The initial estimate of euro area GDP showed growth picking up in the June quarter to 0.6%, up from 0.5% in March. This brought annual GDP growth up to 2.1% from 1.7% in March. 

Figure 11: GDP growth remains mixed in advanced economies
Figure 11: GDP growth remains mixed in advanced economies .
Source: Haver

China beats growth targets

GDP growth in China showed the economy is continuing to perform above the official target level as annual GDP growth in the June quarter remained unchanged from March at 6.9%. This was stronger than markets had anticipated and above the official target for 2017 of 6.5%.

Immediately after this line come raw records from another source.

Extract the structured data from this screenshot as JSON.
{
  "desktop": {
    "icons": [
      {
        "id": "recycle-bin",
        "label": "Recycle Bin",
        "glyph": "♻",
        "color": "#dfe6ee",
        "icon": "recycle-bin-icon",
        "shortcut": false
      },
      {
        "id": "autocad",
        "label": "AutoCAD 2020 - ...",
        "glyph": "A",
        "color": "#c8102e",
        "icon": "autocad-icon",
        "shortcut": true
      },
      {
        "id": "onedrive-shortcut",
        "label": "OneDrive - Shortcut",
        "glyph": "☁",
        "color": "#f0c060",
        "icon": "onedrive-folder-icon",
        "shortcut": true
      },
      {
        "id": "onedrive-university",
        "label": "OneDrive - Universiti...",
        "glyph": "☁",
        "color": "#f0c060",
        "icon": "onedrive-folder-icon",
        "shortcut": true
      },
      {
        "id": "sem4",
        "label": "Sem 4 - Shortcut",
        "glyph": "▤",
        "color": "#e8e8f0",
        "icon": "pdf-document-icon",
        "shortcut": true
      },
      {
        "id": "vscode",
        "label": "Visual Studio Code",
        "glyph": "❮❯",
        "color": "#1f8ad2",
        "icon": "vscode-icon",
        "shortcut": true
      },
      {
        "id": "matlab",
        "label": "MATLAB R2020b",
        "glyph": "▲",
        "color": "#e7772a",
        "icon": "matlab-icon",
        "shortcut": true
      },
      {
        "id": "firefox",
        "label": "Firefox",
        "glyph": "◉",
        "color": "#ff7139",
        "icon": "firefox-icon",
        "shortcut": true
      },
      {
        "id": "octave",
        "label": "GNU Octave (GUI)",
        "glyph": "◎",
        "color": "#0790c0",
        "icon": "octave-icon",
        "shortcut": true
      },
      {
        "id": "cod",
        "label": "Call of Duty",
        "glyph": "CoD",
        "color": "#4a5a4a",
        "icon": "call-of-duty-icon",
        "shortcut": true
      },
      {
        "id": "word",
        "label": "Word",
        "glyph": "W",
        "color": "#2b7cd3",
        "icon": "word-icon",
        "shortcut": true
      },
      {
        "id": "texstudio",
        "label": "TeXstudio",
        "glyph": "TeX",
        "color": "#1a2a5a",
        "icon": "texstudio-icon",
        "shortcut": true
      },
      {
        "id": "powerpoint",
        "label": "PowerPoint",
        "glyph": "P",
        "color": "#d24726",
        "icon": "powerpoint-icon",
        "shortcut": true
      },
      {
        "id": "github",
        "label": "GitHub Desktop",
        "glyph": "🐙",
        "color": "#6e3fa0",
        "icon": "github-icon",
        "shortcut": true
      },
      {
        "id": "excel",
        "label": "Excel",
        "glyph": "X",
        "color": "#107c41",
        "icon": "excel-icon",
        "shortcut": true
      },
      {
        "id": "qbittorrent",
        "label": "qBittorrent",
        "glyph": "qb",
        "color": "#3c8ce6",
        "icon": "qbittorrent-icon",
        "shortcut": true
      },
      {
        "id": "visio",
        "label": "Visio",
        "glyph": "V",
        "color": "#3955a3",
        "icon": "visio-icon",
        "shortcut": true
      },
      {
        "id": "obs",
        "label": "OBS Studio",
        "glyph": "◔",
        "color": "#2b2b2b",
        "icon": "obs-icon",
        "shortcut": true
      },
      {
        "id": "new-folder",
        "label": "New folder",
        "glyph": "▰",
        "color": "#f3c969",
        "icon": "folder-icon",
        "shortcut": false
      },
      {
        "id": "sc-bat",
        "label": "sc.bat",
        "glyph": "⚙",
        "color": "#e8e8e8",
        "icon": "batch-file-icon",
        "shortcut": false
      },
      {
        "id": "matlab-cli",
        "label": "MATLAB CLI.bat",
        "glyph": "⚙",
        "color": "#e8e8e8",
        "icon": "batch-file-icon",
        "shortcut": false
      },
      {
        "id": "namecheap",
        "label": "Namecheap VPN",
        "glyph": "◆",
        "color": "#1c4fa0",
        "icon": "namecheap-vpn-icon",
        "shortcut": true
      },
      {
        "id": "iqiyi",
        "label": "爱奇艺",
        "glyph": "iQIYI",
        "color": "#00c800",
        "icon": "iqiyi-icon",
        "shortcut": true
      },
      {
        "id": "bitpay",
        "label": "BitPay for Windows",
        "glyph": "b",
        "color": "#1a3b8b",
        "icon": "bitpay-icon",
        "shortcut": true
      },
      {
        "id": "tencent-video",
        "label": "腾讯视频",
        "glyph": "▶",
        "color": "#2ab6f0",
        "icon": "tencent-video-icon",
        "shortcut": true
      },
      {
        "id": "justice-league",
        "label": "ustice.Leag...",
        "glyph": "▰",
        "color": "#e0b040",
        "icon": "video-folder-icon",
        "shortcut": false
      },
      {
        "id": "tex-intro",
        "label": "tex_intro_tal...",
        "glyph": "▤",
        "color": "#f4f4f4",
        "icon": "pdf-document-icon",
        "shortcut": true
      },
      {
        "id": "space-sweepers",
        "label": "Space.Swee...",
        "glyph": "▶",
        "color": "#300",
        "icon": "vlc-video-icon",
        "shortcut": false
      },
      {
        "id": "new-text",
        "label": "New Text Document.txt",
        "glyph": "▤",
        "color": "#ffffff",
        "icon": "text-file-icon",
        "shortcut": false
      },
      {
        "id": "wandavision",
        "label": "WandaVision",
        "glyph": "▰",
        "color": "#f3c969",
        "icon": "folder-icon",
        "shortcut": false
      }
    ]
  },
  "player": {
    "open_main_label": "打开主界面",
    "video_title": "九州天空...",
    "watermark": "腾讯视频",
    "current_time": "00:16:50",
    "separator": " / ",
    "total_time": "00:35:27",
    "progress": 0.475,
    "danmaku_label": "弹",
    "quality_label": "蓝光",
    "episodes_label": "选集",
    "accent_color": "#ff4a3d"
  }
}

The strong growth figure was supported by robust underlying data with fixed asset investment, retail sales and industrial production all beating expectations. Full year growth in industrial production was 7.6% in June, up from 6.5% in May. Retail sales growth also rose with full year growth at 11.0% in June, up from 10.7% in May and above the 2017 target of 10%. Annual growth in fixed asset investment was 8.6%, unchanged from May and slightly below the official target of 9.0%. The strong results provide China some flexibility in the second half of 2017 to achieve their overall growth targets.

CPI inflation fell 0.2% in June leaving the annual rate unchanged from May at 1.5%. Behind the headline number was less deflation in food prices which was more than offset by weaker inflation in non-food prices.

Weak inflation in Japan pushes out return to target

Annual headline inflation in May was unchanged from April at 0.4%. The Bank of Japan’s preferred measure of core CPI was flat from a year ago, with annual core inflation at 0.0%, slightly below expectations. As widely expected, the Bank of Japan left rates on hold in July. While the Bank upgraded its forecasts for near term growth, it downgraded its forecasts for inflation. In particular, the Bank pushed out the date it expects to bring inflation back to target by a year to 2019.

Page top